At the opposite end of the spectrum, education, finance and emerging business models provide pragmatic cornerstones of widespread appreciation and understanding of energy efficiency investments as ‘slow’ yet stable investment opportunities akin to government bonds. Investor confidence was highlighted in relation to potential energy efficiency markets while education was rarely yet specifically highlighted as a prerequisite of a fundamental understanding of energy (efficiency) issues.
As a biannual event, ECEEE summer study stands out as a unique opportunity to network with the chosen few who engage intellectually and practically in specific energy efficient subject matters despite some shortfalls in grasping the opportunity to challenge some intellectual barriers.
Colin Nolden has an academic background in geography, history, economics, politics, sustainable development and energy policy with research interests spanning environmental sustainability, the diffusion of innovation and energy system transformation.

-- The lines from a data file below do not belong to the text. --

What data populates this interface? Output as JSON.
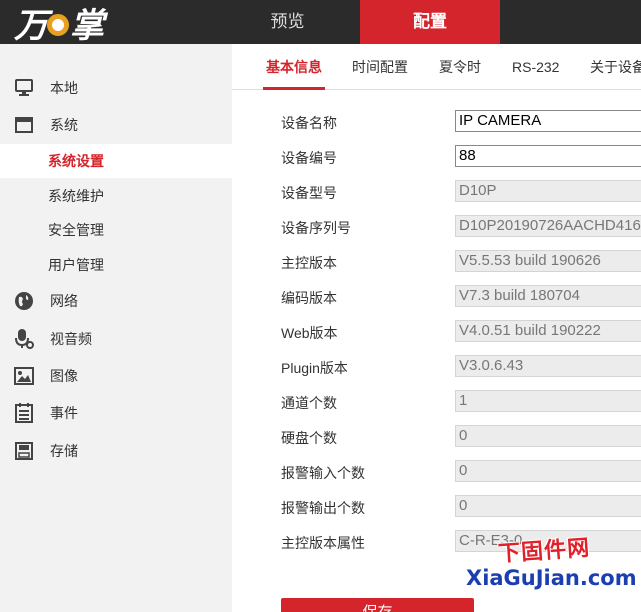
{
  "header": {
    "logo_text": "万店掌",
    "nav": [
      {
        "label": "预览",
        "active": false
      },
      {
        "label": "配置",
        "active": true
      }
    ],
    "accent_color": "#d5252c"
  },
  "sidebar": {
    "items": [
      {
        "label": "本地",
        "icon": "monitor-icon"
      },
      {
        "label": "系统",
        "icon": "system-icon"
      },
      {
        "label": "网络",
        "icon": "globe-icon"
      },
      {
        "label": "视音频",
        "icon": "microphone-icon"
      },
      {
        "label": "图像",
        "icon": "image-icon"
      },
      {
        "label": "事件",
        "icon": "event-list-icon"
      },
      {
        "label": "存储",
        "icon": "storage-disk-icon"
      }
    ],
    "sub_items": [
      {
        "label": "系统设置",
        "active": true
      },
      {
        "label": "系统维护",
        "active": false
      },
      {
        "label": "安全管理",
        "active": false
      },
      {
        "label": "用户管理",
        "active": false
      }
    ]
  },
  "tabs": [
    {
      "label": "基本信息",
      "active": true
    },
    {
      "label": "时间配置",
      "active": false
    },
    {
      "label": "夏令时",
      "active": false
    },
    {
      "label": "RS-232",
      "active": false
    },
    {
      "label": "关于设备",
      "active": false
    }
  ],
  "form": {
    "rows": [
      {
        "label": "设备名称",
        "value": "IP CAMERA",
        "editable": true
      },
      {
        "label": "设备编号",
        "value": "88",
        "editable": true
      },
      {
        "label": "设备型号",
        "value": "D10P",
        "editable": false
      },
      {
        "label": "设备序列号",
        "value": "D10P20190726AACHD416",
        "editable": false
      },
      {
        "label": "主控版本",
        "value": "V5.5.53 build 190626",
        "editable": false
      },
      {
        "label": "编码版本",
        "value": "V7.3 build 180704",
        "editable": false
      },
      {
        "label": "Web版本",
        "value": "V4.0.51 build 190222",
        "editable": false
      },
      {
        "label": "Plugin版本",
        "value": "V3.0.6.43",
        "editable": false
      },
      {
        "label": "通道个数",
        "value": "1",
        "editable": false
      },
      {
        "label": "硬盘个数",
        "value": "0",
        "editable": false
      },
      {
        "label": "报警输入个数",
        "value": "0",
        "editable": false
      },
      {
        "label": "报警输出个数",
        "value": "0",
        "editable": false
      },
      {
        "label": "主控版本属性",
        "value": "C-R-E3-0",
        "editable": false
      }
    ],
    "save_label": "保存"
  },
  "watermark": {
    "line1": "下固件网",
    "line2": "XiaGuJian.com"
  }
}
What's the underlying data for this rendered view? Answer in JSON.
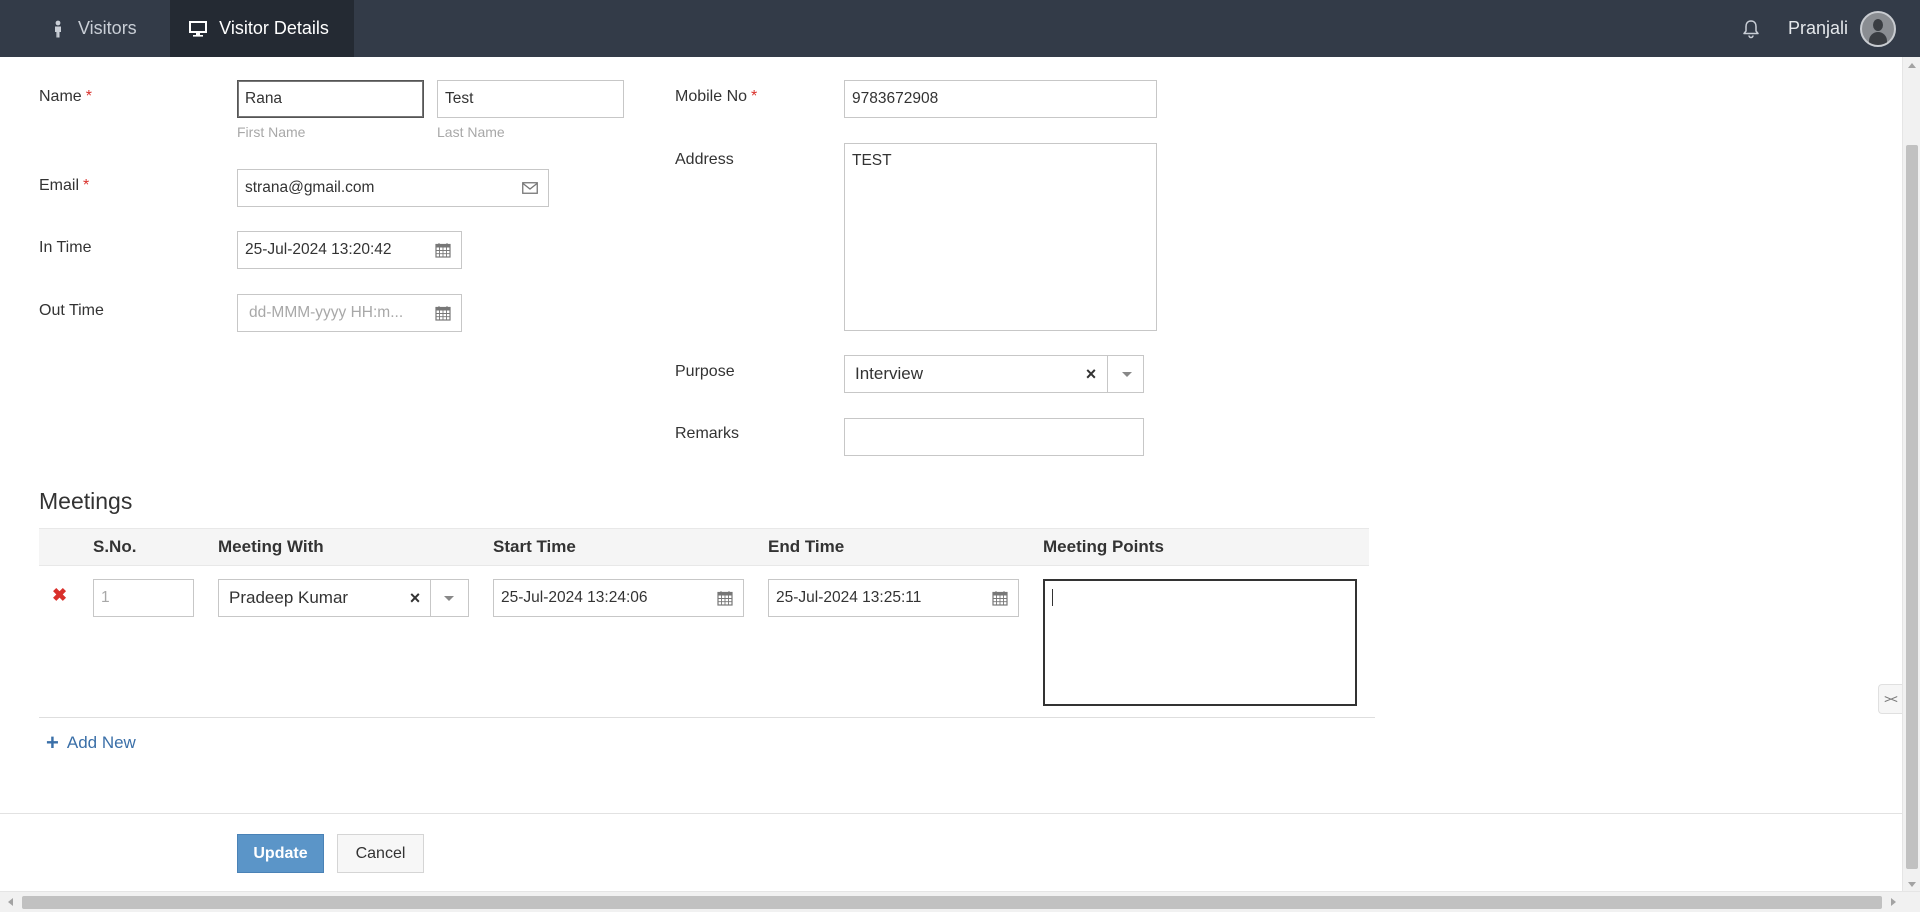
{
  "nav": {
    "tabs": [
      {
        "label": "Visitors",
        "icon": "person-icon"
      },
      {
        "label": "Visitor Details",
        "icon": "monitor-icon"
      }
    ],
    "user_name": "Pranjali"
  },
  "form": {
    "name": {
      "label": "Name",
      "required_mark": "*",
      "first": "Rana",
      "last": "Test",
      "first_hint": "First Name",
      "last_hint": "Last Name"
    },
    "email": {
      "label": "Email",
      "required_mark": "*",
      "value": "strana@gmail.com"
    },
    "in_time": {
      "label": "In Time",
      "value": "25-Jul-2024 13:20:42"
    },
    "out_time": {
      "label": "Out Time",
      "placeholder": "dd-MMM-yyyy HH:m..."
    },
    "mobile": {
      "label": "Mobile No",
      "required_mark": "*",
      "value": "9783672908"
    },
    "address": {
      "label": "Address",
      "value": "TEST"
    },
    "purpose": {
      "label": "Purpose",
      "value": "Interview"
    },
    "remarks": {
      "label": "Remarks",
      "value": ""
    }
  },
  "meetings": {
    "title": "Meetings",
    "columns": [
      "S.No.",
      "Meeting With",
      "Start Time",
      "End Time",
      "Meeting Points"
    ],
    "rows": [
      {
        "sno": "1",
        "meeting_with": "Pradeep Kumar",
        "start": "25-Jul-2024 13:24:06",
        "end": "25-Jul-2024 13:25:11",
        "points": ""
      }
    ],
    "add_new": "Add New"
  },
  "actions": {
    "update": "Update",
    "cancel": "Cancel"
  },
  "colors": {
    "topbar": "#333b48",
    "active_tab": "#242a33",
    "primary_button": "#5b95c8",
    "required": "#d9302b",
    "link": "#3a6fa8"
  }
}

After graduating from University College Dublin in 2007 with a BA in Geography and History, Colin joined the University of Exeter and completed an MSc in Sustainable Development in 2008 and a PhD in Energy Policy in 2013. His employment stints throughout his academic career have spanned steel working, mussel farming and energy efficiency consulting. He joined CIED in September 2013 where he worked on the diffusion of energy service contracting project. He left CIED in 2015.